The rest of the crime dialogue is forced and tacky. I had to get up and walk away when Val was on the phone with his febrile accomplice. The character is one clunky line away from being “special,” when what I think was intended was just drunk. The straw that broke the camel’s back was the scene where he’s driving to extract Jon from the park and gets into a drive-by. We see him keel over in the car, shot in the chest, and then clearly says on the phone “They got me, Jon!” That line would be a can of corn in a 1930’s gangster flick, let alone a 2008 crime drama we’re supposed to take the least bit seriously.
Punch Your Weight.
Burmeister needed to take stock of his available resources.

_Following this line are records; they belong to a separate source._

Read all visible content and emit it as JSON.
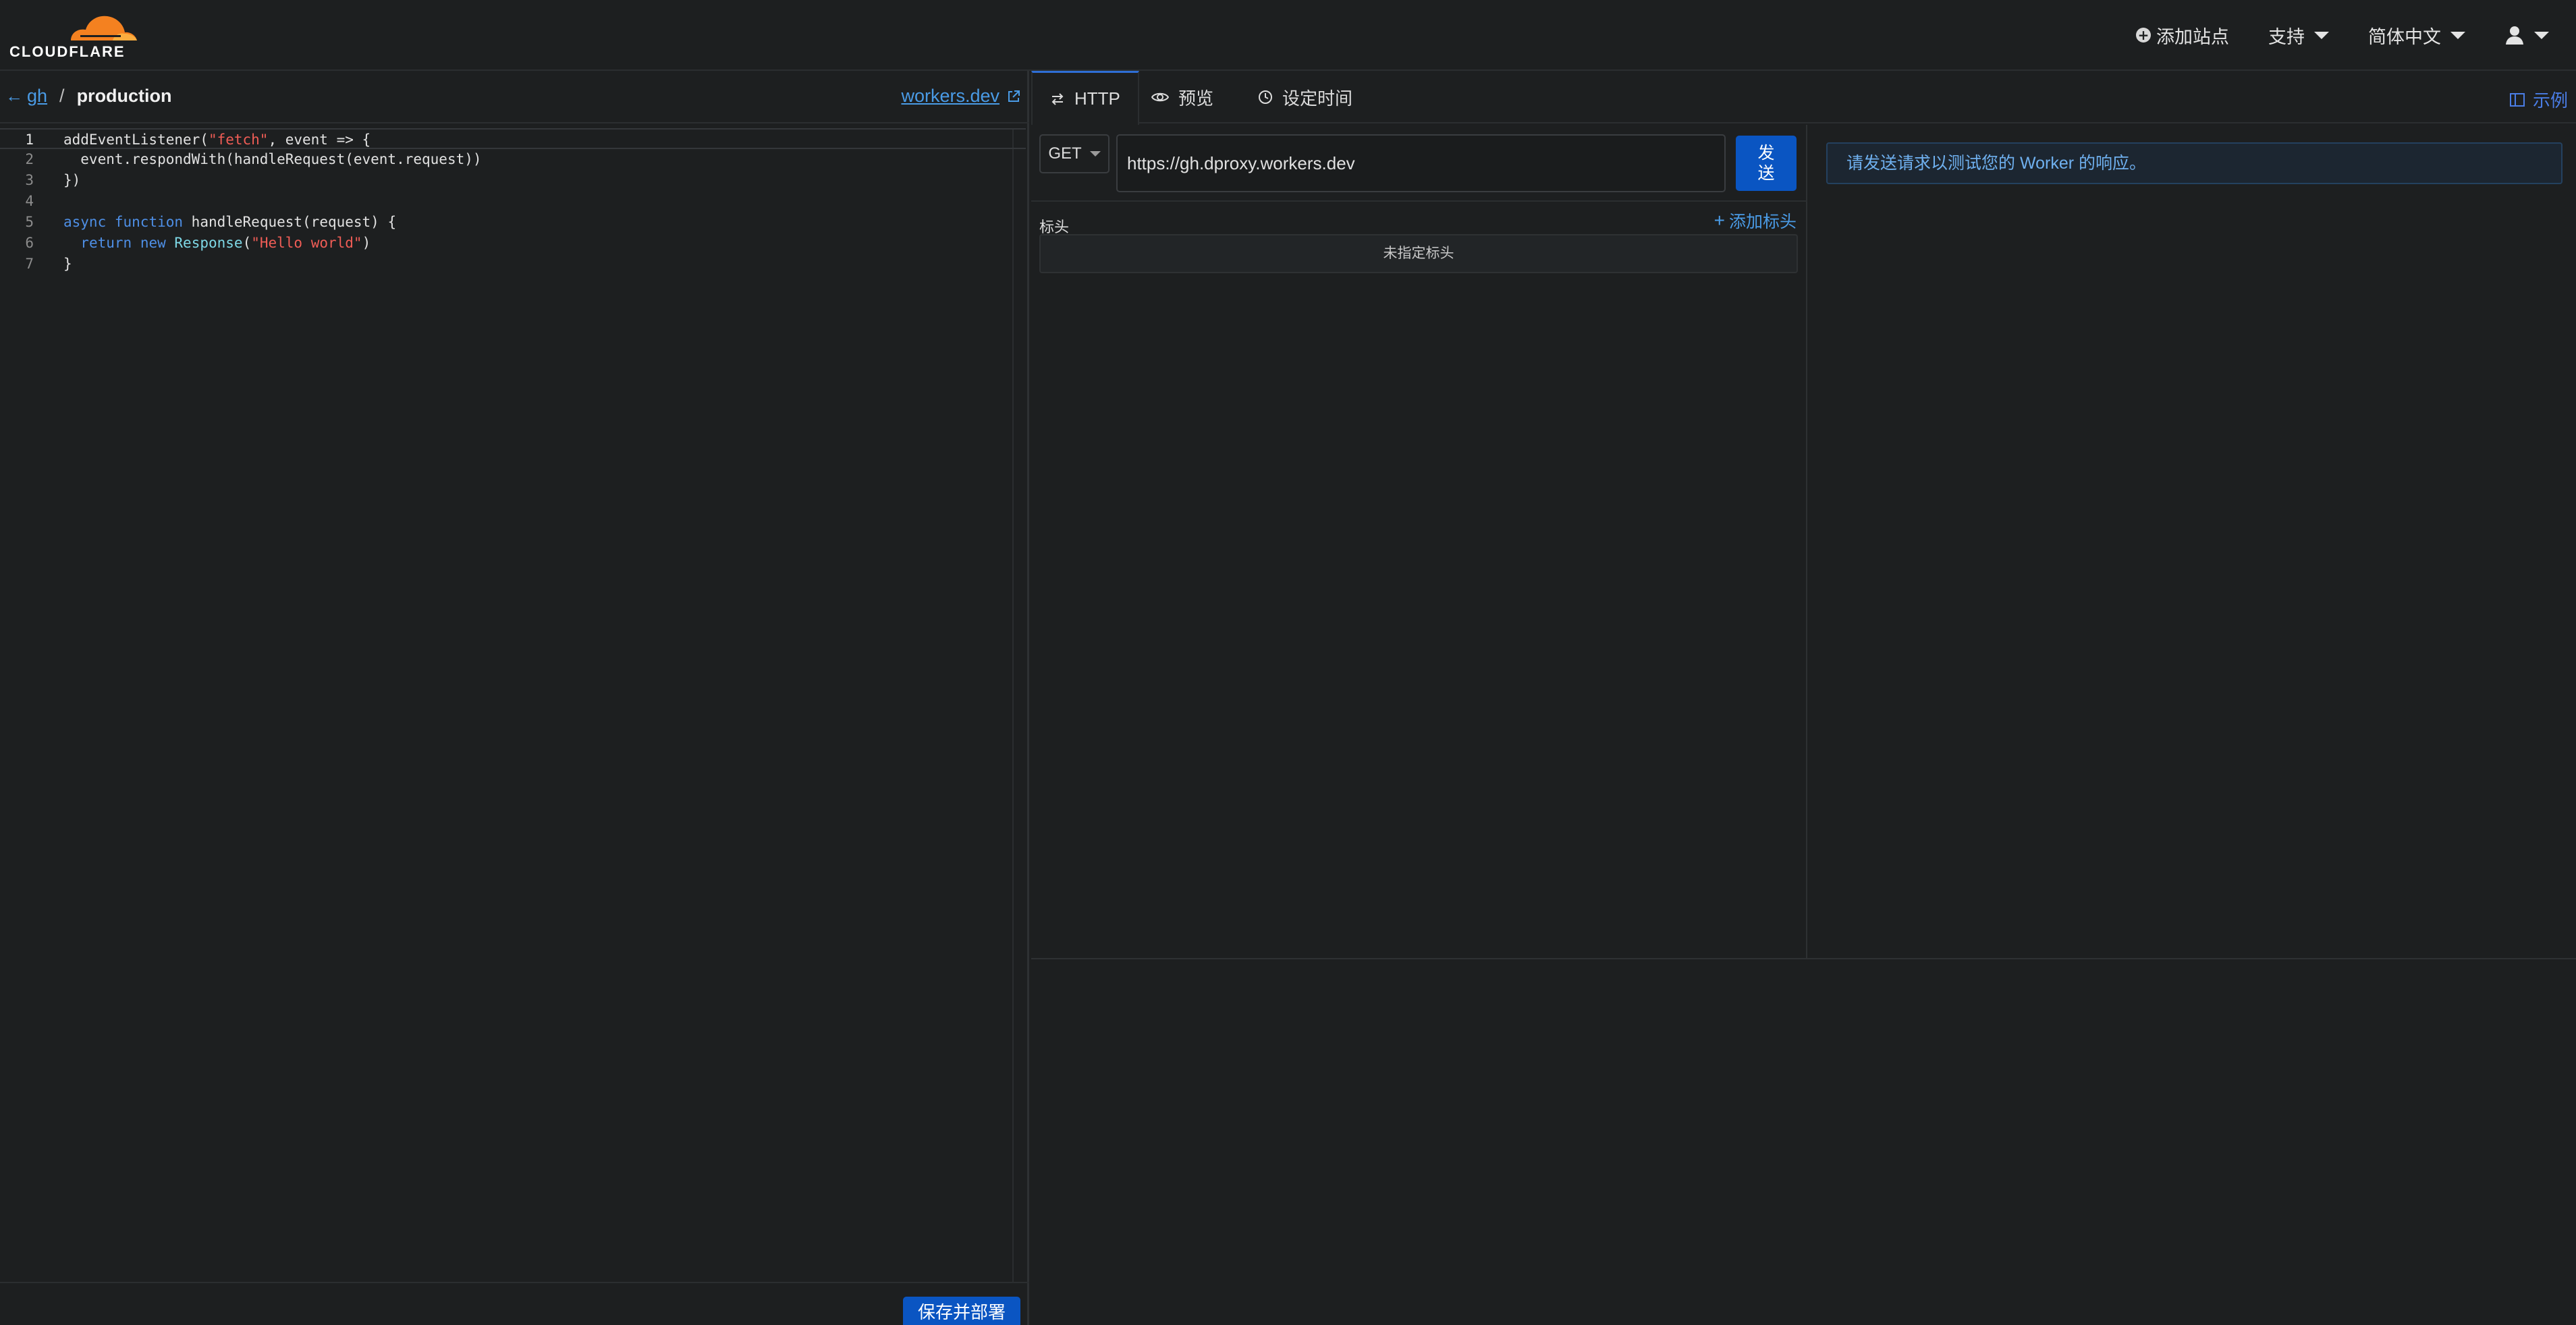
{
  "brand": {
    "logo_text": "CLOUDFLARE",
    "orange": "#f48120",
    "light_orange": "#faad3f"
  },
  "topnav": {
    "add_site": "添加站点",
    "support": "支持",
    "language": "简体中文"
  },
  "editor": {
    "breadcrumb": {
      "parent": "gh",
      "separator": "/",
      "current": "production"
    },
    "workers_link": "workers.dev",
    "code": [
      {
        "n": "1",
        "parts": [
          [
            "",
            "addEventListener("
          ],
          [
            "str",
            "\"fetch\""
          ],
          [
            "",
            ", event => {"
          ]
        ]
      },
      {
        "n": "2",
        "parts": [
          [
            "",
            "  event.respondWith(handleRequest(event.request))"
          ]
        ]
      },
      {
        "n": "3",
        "parts": [
          [
            "",
            "})"
          ]
        ]
      },
      {
        "n": "4",
        "parts": [
          [
            "",
            ""
          ]
        ]
      },
      {
        "n": "5",
        "parts": [
          [
            "kw",
            "async"
          ],
          [
            "",
            " "
          ],
          [
            "kw",
            "function"
          ],
          [
            "",
            " handleRequest(request) {"
          ]
        ]
      },
      {
        "n": "6",
        "parts": [
          [
            "",
            "  "
          ],
          [
            "kw",
            "return"
          ],
          [
            "",
            " "
          ],
          [
            "kw",
            "new"
          ],
          [
            "",
            " "
          ],
          [
            "cls",
            "Response"
          ],
          [
            "",
            "("
          ],
          [
            "str",
            "\"Hello world\""
          ],
          [
            "",
            ")"
          ]
        ]
      },
      {
        "n": "7",
        "parts": [
          [
            "",
            "}"
          ]
        ]
      }
    ],
    "save_label": "保存并部署"
  },
  "preview": {
    "tabs": [
      {
        "label": "HTTP",
        "icon": "swap-arrows-icon",
        "active": true
      },
      {
        "label": "预览",
        "icon": "eye-icon",
        "active": false
      },
      {
        "label": "设定时间",
        "icon": "clock-icon",
        "active": false
      }
    ],
    "examples_label": "示例",
    "request": {
      "method": "GET",
      "url": "https://gh.dproxy.workers.dev",
      "send_label": "发送",
      "headers_label": "标头",
      "add_header_label": "添加标头",
      "no_headers_text": "未指定标头"
    },
    "response": {
      "notice": "请发送请求以测试您的 Worker 的响应。"
    }
  },
  "colors": {
    "accent": "#0a55c2",
    "link": "#4a9be6",
    "background": "#1d1f20"
  }
}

It’s not impossible to make a tense and frenetic thriller where 90% of the action happens in one location, mostly on a phone. Kilmer does a good job wearing his emotions on his brow, selling his growing desperation over the phone. They should have leaned into this aspect…cause Kilmer does not excel at the action stuff anymore.
Kilmer looks physically better in Columbus Day that he’s looked in a while, but he’s still obviously lost a step from his Heat days. The chase scene we start with was good for a chuckle, as we see the other actor visibly out-pacing Kilmer, only to have a quick cut show them closer together. He’s realistically fleeing for his life; Kilmer jogs like a guy who has belatedly realized he really should not have signed up for a 5k.

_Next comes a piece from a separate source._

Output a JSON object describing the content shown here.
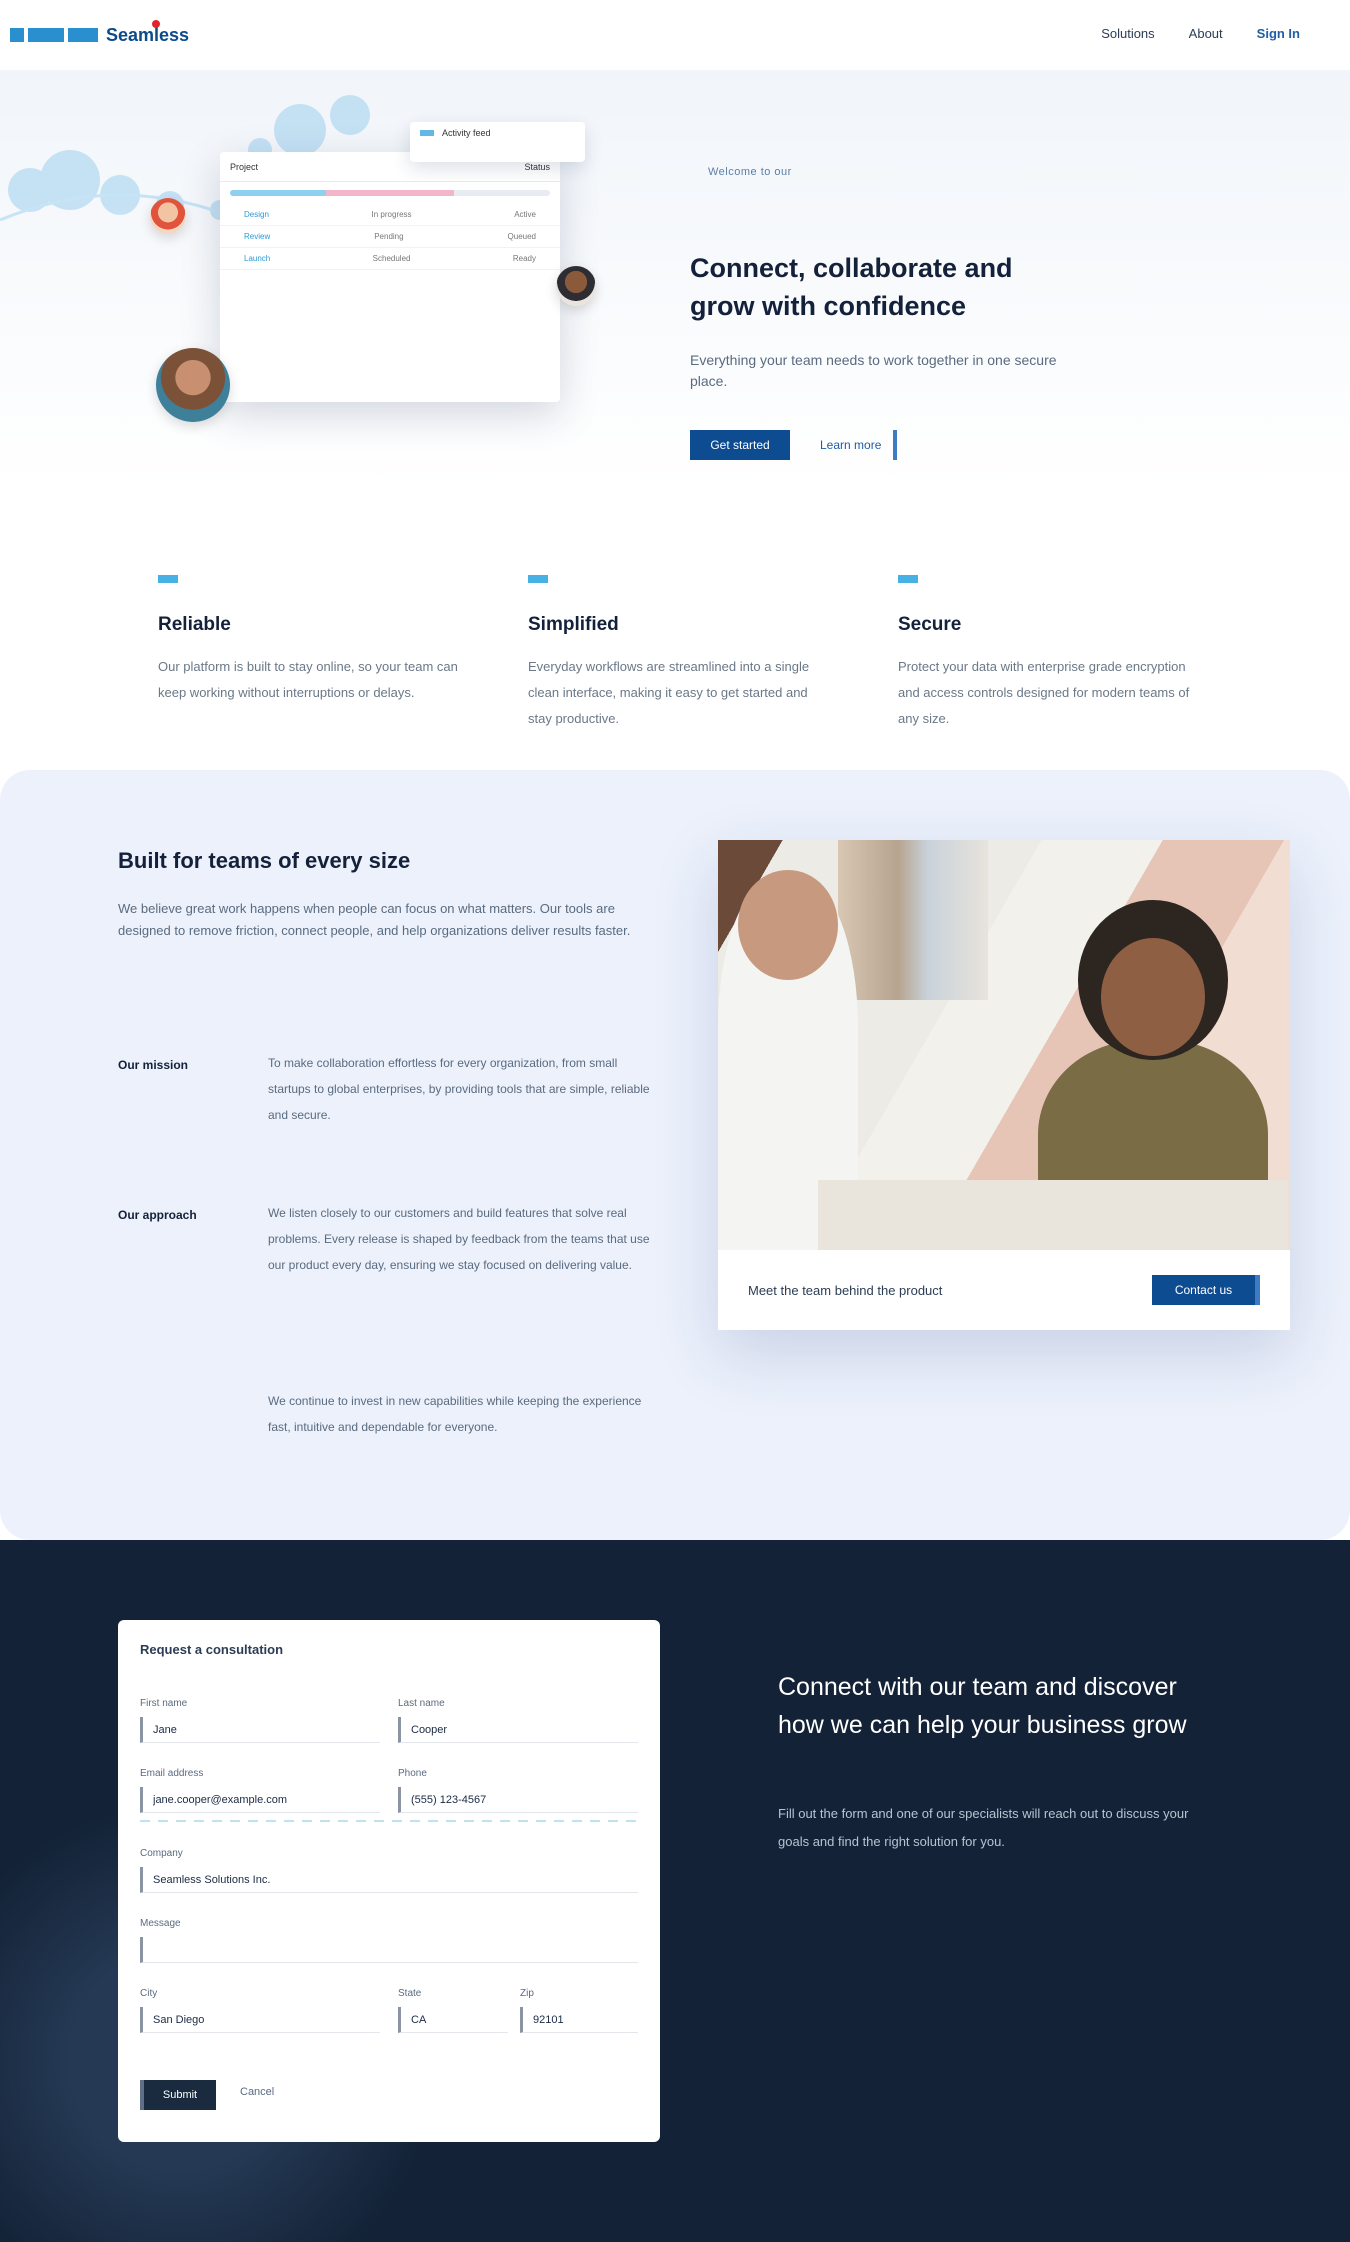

The recreation of the heist is cringe-worthy all throughout. It’s one of those instances where I would have gotten more out of it through allusions. I could have imagined a nearly botched scenario based on telling details like Jon’s buddy still having handcuffs dangling off his wrists. To see how he actually ended up like that turns it into a farce. Neither the script nor the actor had the skill to sell it visually, so it winds up being an albatross around the film’s neck whenever they go back to it.
One part of me wants to go easy on Columbus Day. It is obviously a freshman effort. Its heart is in the right place, despite not having the ability to deliver on its aspirations. I’ve certainly seen a lot worse from direct-to-video crime dramas. I’ve wrecked my ship on the rocks of wannabe Guy Ritchie-style directors convinced their heist movie is the edgiest thing ever made. Columbus Day has a few sparks, but the kindling around them are mostly all wet.
That being said, there are some positively dreadful choices made here. Some of the characters and acting are atrocious. The visuals vary between workman-like, “crime drama on TNT”, to positively ridiculous. A flashback effect in one scene starts with an obvious digital tear, and then shows Val’s face as seen through water. That kind of hokey dissolve would get laughed out of a local tourism PSA, let alone a feature film. There are several musical choices that sound like call-waiting muzak from the 1980’s. The reliance on phone booths also begs for the temporal setting of the film to be explained.
Some times Columbus Day is so anachronistically bad that I wanted to laugh. Mostly, it made me want to set sail for some other destination, where the film-making was better.